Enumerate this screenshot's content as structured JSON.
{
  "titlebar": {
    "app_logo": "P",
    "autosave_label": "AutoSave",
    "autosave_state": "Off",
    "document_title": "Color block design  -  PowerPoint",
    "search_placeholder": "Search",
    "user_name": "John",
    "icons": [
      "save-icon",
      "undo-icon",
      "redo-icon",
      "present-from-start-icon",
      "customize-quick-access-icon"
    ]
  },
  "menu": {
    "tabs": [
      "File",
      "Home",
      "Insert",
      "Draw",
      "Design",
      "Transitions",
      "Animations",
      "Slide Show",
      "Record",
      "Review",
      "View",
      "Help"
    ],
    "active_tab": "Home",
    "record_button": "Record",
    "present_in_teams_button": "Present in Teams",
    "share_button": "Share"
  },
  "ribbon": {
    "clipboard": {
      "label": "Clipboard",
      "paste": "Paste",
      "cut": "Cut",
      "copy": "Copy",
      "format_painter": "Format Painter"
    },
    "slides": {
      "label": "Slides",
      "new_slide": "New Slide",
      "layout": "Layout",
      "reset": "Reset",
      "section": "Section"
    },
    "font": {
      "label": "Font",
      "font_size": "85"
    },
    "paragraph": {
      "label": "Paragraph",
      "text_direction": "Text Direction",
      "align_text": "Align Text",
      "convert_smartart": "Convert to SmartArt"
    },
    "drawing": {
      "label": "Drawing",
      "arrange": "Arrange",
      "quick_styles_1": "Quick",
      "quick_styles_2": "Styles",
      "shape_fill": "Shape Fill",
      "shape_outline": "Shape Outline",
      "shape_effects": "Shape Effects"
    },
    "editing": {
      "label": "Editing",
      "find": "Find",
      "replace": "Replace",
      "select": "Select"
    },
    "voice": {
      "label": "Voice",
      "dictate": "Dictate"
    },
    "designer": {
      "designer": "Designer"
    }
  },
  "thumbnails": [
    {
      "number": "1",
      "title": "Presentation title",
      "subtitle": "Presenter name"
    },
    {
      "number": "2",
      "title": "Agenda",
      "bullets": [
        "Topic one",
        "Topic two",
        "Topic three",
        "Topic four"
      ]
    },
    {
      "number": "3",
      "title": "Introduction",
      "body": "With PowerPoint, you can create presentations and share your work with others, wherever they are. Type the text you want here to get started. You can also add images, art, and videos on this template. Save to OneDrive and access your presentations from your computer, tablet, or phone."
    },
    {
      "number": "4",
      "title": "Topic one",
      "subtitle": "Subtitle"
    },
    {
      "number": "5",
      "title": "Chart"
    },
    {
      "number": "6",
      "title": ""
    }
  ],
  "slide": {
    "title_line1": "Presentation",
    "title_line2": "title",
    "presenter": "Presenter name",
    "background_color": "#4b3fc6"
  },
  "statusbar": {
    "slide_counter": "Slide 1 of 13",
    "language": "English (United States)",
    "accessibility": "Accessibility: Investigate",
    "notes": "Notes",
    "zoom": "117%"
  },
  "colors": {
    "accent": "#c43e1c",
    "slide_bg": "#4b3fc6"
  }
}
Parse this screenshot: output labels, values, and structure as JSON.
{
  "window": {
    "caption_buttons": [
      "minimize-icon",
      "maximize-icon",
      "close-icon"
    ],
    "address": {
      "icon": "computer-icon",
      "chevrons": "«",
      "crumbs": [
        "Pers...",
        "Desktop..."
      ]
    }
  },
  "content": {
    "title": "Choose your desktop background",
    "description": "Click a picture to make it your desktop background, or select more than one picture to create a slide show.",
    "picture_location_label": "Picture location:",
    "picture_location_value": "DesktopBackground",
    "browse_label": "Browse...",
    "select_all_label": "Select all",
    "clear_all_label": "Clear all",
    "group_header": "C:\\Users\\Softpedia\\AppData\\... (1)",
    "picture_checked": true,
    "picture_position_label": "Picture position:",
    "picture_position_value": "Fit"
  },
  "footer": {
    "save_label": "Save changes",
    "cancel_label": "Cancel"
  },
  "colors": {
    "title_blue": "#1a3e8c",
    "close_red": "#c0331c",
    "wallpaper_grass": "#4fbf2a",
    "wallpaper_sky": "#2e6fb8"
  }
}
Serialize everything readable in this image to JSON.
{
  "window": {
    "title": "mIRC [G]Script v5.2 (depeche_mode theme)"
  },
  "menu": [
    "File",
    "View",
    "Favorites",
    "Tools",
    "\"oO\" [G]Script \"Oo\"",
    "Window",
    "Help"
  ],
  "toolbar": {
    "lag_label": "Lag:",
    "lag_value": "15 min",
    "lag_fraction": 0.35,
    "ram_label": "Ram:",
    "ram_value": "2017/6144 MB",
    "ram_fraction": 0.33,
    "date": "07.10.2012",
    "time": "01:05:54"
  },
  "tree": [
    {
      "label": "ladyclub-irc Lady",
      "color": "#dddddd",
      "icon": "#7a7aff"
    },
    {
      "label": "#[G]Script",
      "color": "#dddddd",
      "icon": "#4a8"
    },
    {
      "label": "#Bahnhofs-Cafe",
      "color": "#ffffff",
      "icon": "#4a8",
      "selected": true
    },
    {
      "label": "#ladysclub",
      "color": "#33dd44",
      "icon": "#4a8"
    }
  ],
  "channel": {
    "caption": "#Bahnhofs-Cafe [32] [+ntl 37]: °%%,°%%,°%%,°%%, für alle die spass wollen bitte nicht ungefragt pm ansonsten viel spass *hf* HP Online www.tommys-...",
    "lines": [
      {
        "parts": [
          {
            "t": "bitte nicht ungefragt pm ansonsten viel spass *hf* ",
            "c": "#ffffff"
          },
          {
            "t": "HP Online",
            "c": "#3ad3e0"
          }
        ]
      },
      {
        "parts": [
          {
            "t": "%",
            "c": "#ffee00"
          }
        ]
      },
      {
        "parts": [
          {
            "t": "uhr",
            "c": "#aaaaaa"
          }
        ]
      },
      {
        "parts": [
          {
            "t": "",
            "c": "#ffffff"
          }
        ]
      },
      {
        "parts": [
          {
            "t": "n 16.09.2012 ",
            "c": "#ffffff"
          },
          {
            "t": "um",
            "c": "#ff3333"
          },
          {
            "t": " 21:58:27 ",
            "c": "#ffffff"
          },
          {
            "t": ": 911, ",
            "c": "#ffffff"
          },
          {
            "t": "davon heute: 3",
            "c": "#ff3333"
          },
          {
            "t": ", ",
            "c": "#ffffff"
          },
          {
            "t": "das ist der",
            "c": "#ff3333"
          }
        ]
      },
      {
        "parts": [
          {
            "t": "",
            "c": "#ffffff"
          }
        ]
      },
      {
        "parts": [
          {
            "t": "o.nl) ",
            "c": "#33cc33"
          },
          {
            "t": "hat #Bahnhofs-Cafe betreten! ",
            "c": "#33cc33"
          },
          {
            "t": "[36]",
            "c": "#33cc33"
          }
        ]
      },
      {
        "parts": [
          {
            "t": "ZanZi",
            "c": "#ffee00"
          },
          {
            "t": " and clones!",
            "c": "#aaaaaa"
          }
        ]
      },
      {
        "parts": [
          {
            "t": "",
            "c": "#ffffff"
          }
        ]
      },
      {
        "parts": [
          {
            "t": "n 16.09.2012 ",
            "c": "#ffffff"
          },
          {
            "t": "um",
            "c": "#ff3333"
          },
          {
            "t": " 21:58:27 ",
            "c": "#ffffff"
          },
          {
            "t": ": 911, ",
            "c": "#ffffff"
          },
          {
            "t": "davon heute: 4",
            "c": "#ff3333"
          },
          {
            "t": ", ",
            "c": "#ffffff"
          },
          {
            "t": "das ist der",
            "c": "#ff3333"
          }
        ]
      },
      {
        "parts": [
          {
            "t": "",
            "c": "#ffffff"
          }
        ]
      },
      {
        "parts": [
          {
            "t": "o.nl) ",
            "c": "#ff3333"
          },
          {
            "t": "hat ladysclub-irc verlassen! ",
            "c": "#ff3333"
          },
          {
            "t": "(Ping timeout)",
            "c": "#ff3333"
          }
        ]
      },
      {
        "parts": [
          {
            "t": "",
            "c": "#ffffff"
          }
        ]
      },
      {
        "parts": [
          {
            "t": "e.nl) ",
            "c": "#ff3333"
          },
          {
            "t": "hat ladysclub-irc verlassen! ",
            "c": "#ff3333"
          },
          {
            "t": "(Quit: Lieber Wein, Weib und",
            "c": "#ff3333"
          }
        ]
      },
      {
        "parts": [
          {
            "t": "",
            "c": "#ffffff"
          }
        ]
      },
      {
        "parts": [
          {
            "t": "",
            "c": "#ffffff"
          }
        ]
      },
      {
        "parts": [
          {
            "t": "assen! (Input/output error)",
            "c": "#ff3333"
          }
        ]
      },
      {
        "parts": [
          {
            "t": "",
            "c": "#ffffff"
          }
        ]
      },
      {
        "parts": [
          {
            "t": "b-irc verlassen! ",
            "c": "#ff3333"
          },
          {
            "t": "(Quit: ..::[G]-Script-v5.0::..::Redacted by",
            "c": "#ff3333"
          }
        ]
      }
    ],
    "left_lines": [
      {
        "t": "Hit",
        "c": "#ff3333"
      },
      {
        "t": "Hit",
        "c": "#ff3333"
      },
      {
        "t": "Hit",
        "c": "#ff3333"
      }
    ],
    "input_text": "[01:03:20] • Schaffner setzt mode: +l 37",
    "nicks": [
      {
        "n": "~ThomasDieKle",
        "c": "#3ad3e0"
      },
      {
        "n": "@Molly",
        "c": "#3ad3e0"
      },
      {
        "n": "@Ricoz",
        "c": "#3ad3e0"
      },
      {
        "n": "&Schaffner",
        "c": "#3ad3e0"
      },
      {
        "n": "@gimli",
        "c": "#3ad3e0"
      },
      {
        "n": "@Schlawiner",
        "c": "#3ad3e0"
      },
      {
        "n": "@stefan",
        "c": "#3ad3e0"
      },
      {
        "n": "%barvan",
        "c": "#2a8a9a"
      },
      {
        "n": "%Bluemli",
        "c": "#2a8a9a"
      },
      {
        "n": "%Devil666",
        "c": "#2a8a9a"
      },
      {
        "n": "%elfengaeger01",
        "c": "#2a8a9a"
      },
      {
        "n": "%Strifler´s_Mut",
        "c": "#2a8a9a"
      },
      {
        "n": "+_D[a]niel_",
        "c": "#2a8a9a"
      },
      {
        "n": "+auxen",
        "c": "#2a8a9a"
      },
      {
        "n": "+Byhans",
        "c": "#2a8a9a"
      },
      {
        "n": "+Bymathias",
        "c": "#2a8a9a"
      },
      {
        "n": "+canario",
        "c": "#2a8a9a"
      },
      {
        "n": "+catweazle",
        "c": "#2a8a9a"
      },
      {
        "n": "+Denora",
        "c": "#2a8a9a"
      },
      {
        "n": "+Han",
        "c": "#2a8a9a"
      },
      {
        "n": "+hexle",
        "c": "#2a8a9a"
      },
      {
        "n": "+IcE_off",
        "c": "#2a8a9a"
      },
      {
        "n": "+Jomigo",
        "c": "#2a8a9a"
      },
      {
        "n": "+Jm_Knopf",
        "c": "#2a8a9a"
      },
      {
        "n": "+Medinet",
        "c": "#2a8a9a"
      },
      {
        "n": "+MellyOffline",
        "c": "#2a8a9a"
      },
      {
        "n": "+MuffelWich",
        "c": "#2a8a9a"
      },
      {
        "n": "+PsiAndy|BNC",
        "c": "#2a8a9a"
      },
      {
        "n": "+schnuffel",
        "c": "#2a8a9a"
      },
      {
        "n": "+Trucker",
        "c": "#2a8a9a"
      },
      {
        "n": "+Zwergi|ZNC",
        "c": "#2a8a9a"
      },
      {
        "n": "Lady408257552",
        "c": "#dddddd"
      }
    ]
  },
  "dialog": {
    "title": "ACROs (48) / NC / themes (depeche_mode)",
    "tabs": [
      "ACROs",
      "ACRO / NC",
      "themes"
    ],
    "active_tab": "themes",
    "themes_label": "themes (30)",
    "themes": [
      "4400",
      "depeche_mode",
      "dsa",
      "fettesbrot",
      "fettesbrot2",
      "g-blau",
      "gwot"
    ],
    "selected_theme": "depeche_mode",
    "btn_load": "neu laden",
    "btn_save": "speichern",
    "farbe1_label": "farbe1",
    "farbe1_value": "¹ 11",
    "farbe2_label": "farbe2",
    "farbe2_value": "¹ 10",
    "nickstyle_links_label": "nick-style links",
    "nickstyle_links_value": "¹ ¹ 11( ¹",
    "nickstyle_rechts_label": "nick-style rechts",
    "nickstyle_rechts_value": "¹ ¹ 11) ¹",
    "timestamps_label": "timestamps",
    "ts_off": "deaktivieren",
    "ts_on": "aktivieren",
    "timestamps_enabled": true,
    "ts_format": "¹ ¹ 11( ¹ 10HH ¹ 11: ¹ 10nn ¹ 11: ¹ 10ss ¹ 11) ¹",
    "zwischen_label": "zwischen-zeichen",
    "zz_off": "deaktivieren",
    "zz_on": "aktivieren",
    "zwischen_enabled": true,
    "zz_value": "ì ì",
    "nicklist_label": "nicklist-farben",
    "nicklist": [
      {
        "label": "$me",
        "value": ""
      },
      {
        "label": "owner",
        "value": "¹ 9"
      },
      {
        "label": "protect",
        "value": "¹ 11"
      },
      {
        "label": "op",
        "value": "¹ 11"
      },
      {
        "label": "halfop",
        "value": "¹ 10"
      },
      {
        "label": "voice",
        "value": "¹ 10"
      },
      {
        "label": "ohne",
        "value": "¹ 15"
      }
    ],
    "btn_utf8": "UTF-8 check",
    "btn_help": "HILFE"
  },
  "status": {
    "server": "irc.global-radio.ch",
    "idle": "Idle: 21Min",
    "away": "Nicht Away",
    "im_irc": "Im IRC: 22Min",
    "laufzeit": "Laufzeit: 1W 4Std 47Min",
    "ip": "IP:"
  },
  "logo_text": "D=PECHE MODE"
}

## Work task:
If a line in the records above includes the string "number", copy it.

## The answer:
      "number": "1",
      "number": "2",
      "number": "3",
      "number": "4",
      "number": "5",
      "number": "6",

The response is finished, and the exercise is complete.